SED’s Douglas Zook on bringing the environment into the campaign
After 20 debates and millions of print, broadcast, and online words from the candidates, and those speaking directly to the candidates — the press — we still do not hear many of the key issues of our time addressed. One would think that health care, jobs, the economy, and the war have nothing to do with a healthy environment, global warming, ecology, and our future existence. It is ironic and tragic that universal health-care proposals ignore the reality that a successful health-care system, of any kind, depends on building and maintaining a healthy Earth. In this election, health care and the environment remain woefully separated, and the latter even ignored.
As the November election draws closer, here are some fundamental questions that Hillary Clinton, Barack Obama, and John McCain must be asked:
- What specific, concrete actions would you recommend to the American people so that they, as individuals, can contribute to solving the energy crisis?
- How will you make the United States a responsible leader in confronting global climate change?
- How, and how soon, will you create alternative energy programs that reduce our dependency on petroleum?
- Would you consider creating a new cabinet post focused solely on combating global warming and climate change?
- Do you see global climate change on a par with terrorism as a national security threat?
- Do you feel a responsibility to propose a new American Dream, based on the scientific reality that we have very limited resources on the planet — an honest message that living simpler and with sustainable agriculture and business practices is required?
- Given that large forested areas are critical to maintaining global water distribution and for absorbing greenhouse gases such as carbon dioxide from the atmosphere, what specific measures will you work out both here and with other countries to help ensure the perpetuation of such ecosystems?
- With the decline in fish species along the coastal United States — and indeed, over much of the globe — how will you help provide for new job training and other measures to coax fishermen away from the seas until fish stocks are able to rise to healthy levels again?
- What are your plans for ensuring that schoolchildren receive ongoing exposure to learning about our dependence on the Earth’s resources?
- Low-income people and people of color are often the primary victims of disrespect to the Earth through government and private policies. What measures would you propose to assist those disadvantaged residents who may become victims of severe hardship because of global climate change?
- Each sport utility vehicle (SUV) contributes tons of greenhouse gases into the atmosphere each year and of course perpetuates greatly the need for petroleum searches and petroleum-based wars.

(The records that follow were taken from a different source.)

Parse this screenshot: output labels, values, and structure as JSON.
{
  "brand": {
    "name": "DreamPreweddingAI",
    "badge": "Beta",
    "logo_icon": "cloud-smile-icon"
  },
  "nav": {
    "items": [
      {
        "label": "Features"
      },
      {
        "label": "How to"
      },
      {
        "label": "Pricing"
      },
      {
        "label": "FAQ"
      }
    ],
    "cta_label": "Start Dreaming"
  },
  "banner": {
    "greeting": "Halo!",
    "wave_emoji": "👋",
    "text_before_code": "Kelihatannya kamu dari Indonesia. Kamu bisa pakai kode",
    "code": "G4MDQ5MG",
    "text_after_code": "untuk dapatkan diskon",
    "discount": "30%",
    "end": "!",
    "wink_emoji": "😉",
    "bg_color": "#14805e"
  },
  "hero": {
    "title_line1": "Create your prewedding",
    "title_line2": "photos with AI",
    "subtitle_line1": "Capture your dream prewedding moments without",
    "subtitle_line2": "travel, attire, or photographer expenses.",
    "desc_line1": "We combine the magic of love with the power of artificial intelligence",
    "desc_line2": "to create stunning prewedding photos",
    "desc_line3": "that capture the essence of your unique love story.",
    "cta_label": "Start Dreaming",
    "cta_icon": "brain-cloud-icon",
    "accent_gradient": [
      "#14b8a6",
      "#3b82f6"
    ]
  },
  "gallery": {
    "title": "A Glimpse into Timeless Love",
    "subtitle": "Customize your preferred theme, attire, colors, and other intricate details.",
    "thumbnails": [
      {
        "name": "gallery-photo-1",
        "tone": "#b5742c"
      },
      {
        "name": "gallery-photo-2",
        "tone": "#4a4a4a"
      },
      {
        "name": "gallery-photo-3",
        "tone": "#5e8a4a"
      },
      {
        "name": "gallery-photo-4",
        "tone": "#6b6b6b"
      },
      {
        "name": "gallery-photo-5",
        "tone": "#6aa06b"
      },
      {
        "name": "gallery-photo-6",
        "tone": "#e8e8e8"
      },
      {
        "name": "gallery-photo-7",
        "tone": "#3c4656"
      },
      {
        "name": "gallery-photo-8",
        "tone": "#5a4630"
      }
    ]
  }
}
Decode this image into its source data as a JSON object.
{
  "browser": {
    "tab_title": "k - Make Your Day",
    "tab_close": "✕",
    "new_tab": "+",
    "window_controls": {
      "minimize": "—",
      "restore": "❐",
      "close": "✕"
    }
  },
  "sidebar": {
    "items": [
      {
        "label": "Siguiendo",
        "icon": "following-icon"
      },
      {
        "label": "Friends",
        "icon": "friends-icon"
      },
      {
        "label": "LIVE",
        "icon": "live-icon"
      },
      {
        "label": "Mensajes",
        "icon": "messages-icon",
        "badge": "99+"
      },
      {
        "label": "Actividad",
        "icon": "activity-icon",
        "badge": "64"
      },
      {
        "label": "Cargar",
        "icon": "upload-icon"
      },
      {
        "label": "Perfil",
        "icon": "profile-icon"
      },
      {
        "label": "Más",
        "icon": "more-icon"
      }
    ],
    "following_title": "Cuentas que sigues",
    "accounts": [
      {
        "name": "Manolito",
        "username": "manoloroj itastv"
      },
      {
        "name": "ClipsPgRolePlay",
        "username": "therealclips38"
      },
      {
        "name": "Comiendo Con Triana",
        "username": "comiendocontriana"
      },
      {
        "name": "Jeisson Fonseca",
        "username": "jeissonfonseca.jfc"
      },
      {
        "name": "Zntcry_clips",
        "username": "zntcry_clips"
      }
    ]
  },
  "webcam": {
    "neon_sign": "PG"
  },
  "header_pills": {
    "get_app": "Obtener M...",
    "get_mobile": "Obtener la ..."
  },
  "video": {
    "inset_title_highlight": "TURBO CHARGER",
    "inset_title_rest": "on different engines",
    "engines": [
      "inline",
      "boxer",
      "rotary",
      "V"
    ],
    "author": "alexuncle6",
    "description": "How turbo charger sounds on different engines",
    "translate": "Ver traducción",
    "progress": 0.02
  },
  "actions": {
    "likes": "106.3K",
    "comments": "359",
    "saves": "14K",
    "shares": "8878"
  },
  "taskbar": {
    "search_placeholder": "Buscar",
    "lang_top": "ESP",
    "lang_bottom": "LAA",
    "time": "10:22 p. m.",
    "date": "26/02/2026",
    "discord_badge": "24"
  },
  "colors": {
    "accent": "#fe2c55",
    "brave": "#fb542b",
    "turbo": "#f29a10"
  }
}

Would you consider a tax or other penalties as well as incentives to help citizens move away from such damaging luxuries?
- Given that the campaigns and the media have ignored these fundamental, far-reaching questions, how can you now convert inconvenience to courage and truth to reality?
Douglas Zook is an associate professor of curriculum and teaching, with a focus on science education and global ecology, in the School of Education. He can be reached at firstname.lastname@example.org Comments